■ TASK TO CARRY OUT: Where a line in the listing contains the string "your", copy that line out.
=== Section Start ===
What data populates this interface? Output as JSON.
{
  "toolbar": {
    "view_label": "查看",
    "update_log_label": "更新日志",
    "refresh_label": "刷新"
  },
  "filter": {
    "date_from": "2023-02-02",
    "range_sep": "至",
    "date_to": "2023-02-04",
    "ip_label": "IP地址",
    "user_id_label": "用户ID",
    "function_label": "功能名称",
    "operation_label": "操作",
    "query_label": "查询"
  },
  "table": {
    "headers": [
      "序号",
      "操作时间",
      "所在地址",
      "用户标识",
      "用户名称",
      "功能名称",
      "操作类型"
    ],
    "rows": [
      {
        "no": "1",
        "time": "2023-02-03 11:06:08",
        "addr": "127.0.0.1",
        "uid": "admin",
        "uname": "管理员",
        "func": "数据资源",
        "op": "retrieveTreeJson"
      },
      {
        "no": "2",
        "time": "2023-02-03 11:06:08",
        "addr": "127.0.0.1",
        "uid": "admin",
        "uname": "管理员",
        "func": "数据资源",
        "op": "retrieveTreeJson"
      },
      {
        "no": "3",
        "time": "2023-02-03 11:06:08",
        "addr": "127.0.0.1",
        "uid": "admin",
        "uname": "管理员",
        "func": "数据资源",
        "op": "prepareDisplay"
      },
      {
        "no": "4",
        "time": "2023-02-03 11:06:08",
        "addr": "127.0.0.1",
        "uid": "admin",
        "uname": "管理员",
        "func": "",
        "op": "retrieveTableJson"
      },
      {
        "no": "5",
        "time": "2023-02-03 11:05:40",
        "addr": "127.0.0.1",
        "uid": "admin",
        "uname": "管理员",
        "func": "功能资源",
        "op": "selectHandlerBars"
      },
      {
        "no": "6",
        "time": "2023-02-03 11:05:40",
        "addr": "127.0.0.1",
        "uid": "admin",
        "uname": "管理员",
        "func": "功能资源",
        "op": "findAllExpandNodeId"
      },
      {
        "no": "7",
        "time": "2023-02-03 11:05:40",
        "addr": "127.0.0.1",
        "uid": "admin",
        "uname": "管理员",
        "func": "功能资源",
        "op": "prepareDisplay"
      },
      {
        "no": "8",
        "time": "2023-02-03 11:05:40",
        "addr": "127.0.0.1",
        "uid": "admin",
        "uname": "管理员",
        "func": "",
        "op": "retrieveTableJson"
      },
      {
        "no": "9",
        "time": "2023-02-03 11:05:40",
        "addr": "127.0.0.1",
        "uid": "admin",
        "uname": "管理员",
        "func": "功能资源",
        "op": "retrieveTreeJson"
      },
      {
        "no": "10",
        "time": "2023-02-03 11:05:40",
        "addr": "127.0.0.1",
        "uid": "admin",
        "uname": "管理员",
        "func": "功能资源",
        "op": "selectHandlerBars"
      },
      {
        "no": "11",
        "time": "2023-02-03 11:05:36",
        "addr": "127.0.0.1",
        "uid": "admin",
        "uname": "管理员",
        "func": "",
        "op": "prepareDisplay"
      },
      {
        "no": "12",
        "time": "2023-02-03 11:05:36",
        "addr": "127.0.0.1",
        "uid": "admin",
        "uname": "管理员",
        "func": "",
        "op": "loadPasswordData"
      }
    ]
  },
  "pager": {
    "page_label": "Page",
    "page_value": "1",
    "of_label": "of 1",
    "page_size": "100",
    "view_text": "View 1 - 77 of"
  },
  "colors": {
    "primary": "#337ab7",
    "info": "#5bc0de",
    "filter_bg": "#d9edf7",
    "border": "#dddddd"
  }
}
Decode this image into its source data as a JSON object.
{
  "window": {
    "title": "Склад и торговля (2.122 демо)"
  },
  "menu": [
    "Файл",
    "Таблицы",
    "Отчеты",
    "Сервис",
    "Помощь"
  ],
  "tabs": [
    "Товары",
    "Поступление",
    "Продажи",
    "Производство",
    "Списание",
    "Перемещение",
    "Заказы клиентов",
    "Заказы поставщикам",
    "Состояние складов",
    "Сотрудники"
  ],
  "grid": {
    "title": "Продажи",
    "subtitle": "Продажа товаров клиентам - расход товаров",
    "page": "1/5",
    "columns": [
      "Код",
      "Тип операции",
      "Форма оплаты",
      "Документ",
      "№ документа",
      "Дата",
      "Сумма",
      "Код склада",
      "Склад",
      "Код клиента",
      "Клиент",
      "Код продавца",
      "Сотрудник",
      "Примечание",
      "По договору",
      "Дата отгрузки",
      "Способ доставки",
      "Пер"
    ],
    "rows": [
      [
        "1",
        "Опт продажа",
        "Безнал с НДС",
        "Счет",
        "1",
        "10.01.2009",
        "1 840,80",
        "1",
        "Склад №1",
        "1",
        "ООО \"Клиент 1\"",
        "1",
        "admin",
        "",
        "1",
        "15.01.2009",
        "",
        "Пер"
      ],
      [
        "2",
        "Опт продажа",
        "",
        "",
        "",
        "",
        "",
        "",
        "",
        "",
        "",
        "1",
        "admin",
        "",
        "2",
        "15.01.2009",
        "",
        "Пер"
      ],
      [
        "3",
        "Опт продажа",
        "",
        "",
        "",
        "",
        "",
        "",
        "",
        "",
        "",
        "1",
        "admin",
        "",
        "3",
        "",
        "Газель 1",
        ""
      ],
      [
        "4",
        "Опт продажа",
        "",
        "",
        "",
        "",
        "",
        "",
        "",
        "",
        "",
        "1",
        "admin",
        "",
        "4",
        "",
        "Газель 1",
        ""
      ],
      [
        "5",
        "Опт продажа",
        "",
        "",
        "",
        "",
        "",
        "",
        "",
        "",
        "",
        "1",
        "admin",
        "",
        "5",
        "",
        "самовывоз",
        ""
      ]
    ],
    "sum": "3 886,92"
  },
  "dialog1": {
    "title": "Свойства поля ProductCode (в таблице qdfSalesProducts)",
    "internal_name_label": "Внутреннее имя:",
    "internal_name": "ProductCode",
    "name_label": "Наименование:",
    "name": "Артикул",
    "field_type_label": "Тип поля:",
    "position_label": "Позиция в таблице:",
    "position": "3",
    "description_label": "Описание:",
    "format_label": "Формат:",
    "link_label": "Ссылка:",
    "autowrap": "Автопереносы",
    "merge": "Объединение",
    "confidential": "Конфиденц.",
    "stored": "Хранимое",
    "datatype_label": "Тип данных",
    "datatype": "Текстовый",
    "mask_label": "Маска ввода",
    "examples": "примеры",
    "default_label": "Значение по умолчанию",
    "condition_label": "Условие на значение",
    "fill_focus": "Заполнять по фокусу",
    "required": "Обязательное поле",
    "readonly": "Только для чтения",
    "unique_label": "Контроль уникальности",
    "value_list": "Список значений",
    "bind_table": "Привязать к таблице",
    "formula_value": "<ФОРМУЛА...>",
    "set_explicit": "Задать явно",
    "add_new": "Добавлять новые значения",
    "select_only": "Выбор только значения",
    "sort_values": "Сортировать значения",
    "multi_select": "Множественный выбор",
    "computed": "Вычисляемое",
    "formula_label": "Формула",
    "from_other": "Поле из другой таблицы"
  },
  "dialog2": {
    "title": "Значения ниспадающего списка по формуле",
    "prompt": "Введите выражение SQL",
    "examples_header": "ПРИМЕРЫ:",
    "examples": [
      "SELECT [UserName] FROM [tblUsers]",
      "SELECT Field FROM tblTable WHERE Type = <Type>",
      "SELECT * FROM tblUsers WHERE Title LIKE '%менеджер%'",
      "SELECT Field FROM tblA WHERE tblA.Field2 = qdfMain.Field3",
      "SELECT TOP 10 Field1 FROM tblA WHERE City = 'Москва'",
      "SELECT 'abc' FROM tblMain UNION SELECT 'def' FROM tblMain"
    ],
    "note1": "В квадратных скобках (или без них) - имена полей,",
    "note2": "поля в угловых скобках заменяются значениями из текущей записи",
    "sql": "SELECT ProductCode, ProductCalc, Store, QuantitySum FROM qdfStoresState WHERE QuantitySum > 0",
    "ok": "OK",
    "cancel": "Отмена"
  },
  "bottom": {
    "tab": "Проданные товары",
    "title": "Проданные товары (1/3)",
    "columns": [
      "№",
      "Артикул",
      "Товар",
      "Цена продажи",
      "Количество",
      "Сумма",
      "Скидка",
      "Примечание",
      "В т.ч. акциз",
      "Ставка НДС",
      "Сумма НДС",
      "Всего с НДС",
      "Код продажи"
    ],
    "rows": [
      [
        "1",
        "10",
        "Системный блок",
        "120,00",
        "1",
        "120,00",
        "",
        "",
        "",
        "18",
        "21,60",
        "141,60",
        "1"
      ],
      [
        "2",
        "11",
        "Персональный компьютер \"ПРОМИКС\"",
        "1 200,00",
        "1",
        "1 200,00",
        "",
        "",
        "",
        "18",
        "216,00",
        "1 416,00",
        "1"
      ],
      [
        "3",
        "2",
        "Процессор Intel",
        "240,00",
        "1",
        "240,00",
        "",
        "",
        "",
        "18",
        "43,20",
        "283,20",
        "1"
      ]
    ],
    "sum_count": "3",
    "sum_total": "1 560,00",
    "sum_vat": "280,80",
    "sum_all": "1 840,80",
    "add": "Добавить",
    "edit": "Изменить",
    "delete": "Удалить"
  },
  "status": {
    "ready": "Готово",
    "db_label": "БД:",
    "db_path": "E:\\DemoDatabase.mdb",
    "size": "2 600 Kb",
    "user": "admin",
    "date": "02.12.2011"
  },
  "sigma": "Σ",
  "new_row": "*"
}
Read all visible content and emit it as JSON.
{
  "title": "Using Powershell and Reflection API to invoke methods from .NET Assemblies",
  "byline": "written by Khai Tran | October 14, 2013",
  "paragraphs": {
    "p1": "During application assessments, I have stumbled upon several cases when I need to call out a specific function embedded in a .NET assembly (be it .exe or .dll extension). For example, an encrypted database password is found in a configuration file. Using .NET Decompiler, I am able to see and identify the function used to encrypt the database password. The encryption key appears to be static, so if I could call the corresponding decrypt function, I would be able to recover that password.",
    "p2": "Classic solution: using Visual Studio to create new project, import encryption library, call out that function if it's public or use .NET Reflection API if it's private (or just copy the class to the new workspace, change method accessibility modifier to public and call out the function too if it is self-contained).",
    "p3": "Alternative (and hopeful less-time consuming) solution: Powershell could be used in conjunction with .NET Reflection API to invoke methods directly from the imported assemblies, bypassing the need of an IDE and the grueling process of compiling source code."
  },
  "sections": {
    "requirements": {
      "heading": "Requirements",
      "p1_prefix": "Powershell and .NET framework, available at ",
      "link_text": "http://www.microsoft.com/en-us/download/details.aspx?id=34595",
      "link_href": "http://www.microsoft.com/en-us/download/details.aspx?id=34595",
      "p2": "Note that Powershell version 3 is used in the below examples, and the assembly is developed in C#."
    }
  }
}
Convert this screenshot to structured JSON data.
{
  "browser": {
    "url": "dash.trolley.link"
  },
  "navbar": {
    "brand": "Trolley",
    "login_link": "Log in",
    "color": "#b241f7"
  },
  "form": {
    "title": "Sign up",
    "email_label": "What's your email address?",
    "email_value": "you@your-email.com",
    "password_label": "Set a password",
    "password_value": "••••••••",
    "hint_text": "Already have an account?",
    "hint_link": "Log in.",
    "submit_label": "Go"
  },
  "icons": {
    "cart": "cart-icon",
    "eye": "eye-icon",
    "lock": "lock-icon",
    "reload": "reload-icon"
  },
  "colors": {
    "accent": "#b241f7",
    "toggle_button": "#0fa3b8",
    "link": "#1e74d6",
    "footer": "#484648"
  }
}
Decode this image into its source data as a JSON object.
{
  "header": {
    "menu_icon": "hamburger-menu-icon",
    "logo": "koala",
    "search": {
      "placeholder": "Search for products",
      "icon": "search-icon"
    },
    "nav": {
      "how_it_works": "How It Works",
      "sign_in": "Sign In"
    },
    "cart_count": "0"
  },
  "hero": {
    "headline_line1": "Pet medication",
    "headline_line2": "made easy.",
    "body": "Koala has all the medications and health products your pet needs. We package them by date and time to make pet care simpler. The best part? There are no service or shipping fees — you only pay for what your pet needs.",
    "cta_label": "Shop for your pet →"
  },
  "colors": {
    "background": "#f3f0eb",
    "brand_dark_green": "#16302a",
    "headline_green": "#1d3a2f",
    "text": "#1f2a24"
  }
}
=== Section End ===
■ EXERCISE ANSWER:
    "email_label": "What's your email address?",
    "email_value": "you@your-email.com",
    "body": "Koala has all the medications and health products your pet needs. We package them by date and time to make pet care simpler. The best part? There are no service or shipping fees — you only pay for what your pet needs.",
    "cta_label": "Shop for your pet →"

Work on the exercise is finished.